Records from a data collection
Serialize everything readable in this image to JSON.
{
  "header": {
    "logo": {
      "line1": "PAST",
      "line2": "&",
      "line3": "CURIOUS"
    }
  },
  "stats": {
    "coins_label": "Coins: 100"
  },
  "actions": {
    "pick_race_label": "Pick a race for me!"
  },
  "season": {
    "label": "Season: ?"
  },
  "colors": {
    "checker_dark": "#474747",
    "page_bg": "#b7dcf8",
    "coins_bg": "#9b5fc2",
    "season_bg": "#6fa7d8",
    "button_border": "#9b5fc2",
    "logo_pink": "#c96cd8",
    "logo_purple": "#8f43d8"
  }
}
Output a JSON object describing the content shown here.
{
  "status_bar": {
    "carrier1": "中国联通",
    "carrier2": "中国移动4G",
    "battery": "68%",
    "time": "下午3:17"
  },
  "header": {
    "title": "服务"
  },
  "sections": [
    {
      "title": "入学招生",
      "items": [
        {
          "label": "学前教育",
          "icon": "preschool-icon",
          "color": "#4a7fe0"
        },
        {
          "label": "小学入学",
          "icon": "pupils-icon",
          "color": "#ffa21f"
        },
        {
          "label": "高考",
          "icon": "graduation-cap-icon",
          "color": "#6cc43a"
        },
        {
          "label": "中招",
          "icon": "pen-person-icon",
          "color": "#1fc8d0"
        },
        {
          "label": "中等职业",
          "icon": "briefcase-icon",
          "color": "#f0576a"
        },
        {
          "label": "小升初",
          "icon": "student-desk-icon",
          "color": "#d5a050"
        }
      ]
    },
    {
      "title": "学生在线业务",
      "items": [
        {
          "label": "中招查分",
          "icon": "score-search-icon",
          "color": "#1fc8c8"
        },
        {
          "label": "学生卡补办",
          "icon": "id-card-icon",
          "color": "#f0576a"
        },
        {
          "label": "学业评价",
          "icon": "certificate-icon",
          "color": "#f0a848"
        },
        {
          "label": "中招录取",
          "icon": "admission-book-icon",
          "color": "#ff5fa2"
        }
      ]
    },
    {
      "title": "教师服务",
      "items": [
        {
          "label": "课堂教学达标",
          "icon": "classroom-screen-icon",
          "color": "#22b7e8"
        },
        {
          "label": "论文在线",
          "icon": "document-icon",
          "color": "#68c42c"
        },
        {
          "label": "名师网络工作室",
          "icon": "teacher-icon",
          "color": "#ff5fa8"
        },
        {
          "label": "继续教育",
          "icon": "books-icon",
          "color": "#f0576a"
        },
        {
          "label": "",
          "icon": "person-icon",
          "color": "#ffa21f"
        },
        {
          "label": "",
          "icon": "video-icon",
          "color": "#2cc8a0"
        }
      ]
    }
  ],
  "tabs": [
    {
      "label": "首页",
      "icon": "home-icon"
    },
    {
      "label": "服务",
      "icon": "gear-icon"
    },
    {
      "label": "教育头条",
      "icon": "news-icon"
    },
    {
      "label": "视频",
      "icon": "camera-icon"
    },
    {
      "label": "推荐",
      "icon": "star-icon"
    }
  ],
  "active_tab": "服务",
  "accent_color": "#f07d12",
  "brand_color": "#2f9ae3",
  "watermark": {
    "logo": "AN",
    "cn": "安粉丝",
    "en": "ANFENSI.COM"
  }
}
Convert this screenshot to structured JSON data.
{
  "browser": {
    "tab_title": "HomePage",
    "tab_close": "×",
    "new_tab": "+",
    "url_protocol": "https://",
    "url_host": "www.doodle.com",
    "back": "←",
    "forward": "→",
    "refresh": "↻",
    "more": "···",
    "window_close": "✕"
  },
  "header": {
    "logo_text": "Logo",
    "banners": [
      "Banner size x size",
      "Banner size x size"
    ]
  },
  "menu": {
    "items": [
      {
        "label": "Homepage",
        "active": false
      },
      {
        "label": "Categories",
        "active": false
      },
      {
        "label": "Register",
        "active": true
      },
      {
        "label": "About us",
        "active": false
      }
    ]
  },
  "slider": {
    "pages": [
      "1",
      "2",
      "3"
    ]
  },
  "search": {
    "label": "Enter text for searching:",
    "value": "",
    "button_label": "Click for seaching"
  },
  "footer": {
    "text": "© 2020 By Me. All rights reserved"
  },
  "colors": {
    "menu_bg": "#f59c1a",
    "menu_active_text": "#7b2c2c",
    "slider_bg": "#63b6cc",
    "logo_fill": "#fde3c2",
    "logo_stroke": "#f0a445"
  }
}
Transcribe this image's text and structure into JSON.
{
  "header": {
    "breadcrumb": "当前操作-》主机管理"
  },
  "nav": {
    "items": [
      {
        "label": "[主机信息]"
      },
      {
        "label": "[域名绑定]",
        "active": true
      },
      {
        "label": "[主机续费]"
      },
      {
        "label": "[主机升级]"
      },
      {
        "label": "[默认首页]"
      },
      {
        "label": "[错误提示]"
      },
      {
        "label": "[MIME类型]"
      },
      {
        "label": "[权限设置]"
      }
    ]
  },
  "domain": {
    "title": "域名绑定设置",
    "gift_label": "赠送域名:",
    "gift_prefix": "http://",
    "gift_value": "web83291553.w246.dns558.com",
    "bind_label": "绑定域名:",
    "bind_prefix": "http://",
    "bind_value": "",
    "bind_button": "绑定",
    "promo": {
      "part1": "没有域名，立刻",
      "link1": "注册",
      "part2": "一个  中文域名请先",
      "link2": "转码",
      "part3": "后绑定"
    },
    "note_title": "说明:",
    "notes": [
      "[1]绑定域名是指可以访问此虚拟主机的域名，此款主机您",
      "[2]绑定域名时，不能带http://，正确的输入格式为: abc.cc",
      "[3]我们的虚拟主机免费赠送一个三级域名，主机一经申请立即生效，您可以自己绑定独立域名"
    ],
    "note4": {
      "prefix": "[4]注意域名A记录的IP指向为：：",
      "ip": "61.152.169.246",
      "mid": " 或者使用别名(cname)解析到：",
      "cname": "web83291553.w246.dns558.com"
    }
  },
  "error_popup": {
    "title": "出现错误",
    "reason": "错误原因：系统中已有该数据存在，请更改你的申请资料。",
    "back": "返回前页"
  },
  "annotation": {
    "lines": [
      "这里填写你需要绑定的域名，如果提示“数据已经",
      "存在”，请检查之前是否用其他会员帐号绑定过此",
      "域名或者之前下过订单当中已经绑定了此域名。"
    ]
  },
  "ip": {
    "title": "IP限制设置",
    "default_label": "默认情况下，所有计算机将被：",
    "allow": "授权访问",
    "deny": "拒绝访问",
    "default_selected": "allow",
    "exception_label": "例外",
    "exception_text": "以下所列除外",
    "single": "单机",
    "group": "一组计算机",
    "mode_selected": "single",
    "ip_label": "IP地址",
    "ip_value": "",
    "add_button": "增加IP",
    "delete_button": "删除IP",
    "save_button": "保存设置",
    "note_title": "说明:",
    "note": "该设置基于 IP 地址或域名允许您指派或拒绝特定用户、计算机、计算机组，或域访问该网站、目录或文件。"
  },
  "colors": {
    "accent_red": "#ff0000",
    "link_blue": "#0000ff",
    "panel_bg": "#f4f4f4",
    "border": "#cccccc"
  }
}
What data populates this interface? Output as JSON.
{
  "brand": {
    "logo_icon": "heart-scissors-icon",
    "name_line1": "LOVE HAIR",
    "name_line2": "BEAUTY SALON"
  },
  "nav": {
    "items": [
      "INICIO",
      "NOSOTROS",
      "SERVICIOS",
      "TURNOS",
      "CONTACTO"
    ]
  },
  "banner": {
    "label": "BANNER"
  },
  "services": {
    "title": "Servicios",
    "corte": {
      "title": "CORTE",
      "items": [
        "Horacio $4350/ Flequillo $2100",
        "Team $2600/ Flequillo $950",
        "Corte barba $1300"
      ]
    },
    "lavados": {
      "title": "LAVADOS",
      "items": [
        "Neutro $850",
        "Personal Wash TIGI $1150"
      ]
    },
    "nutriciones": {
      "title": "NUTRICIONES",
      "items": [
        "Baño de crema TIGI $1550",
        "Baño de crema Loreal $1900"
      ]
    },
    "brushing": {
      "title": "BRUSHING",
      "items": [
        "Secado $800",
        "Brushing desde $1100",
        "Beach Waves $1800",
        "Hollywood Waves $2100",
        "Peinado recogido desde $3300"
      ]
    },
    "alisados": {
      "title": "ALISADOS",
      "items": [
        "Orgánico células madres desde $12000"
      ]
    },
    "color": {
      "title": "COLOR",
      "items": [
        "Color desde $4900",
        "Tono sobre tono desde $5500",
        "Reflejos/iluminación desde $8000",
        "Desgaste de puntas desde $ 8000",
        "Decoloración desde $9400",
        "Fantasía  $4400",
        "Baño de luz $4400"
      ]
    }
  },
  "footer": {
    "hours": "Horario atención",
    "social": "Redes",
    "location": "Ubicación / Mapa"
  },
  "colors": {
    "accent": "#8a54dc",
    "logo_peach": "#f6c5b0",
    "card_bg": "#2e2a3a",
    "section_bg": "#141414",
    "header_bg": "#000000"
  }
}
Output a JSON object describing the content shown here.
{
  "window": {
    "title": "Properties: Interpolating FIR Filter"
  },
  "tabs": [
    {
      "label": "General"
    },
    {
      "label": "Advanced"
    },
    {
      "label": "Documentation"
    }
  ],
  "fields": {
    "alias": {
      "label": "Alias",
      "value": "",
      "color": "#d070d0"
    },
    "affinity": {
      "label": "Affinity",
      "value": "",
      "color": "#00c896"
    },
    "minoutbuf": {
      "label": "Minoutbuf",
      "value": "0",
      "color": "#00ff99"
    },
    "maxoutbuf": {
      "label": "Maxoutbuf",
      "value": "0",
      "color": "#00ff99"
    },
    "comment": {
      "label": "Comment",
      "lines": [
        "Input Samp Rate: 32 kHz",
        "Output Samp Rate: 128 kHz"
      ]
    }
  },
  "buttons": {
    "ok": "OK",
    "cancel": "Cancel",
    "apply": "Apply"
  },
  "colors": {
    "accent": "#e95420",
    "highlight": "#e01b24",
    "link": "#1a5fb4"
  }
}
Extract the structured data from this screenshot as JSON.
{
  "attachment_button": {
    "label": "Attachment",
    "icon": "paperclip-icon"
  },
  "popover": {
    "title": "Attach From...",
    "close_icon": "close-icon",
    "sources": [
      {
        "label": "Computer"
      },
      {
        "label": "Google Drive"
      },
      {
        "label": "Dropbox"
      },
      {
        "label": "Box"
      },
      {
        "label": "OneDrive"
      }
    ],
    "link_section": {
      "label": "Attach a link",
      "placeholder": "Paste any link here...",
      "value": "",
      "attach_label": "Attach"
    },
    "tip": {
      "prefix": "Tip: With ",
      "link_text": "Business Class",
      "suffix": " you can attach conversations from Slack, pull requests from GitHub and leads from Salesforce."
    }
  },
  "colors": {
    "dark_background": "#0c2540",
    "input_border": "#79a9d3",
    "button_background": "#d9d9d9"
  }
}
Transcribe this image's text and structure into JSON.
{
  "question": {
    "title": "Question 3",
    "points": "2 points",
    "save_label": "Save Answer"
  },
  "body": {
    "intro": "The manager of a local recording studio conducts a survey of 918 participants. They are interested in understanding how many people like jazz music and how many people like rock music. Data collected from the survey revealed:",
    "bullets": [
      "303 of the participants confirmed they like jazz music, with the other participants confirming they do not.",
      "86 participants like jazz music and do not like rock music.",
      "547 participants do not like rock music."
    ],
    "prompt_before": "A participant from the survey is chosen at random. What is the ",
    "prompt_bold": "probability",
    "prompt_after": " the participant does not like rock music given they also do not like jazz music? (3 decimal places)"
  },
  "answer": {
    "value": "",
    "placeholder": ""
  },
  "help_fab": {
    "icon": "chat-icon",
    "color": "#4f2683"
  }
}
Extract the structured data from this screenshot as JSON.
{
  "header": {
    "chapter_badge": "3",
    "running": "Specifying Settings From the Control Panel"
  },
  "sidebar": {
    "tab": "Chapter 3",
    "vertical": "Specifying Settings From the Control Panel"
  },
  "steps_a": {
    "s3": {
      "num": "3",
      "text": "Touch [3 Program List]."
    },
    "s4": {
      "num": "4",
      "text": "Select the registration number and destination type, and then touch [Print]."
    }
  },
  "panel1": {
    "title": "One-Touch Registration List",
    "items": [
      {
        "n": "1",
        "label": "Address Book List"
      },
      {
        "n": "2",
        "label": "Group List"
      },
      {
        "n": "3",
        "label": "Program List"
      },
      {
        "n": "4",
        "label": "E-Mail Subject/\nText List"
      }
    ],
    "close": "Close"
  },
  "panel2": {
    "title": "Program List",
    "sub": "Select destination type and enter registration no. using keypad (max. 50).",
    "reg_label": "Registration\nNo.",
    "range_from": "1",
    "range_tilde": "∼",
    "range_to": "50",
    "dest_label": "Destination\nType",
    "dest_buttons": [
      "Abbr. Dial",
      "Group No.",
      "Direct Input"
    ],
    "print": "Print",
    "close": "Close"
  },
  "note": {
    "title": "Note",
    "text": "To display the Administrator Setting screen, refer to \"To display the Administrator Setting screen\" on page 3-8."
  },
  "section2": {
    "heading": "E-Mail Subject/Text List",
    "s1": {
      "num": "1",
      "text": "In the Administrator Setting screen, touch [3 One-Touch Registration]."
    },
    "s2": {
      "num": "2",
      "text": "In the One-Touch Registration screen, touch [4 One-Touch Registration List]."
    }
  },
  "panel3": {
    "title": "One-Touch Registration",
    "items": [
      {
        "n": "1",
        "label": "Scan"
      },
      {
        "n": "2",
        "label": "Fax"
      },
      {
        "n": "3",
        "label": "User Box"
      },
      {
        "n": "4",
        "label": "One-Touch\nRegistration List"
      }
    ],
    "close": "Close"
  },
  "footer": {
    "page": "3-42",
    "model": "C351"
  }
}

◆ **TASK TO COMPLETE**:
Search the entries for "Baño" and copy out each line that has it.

◆ **ANSWER TO THIS PROBLEM**:
        "Baño de crema TIGI $1550",
        "Baño de crema Loreal $1900"
        "Baño de luz $4400"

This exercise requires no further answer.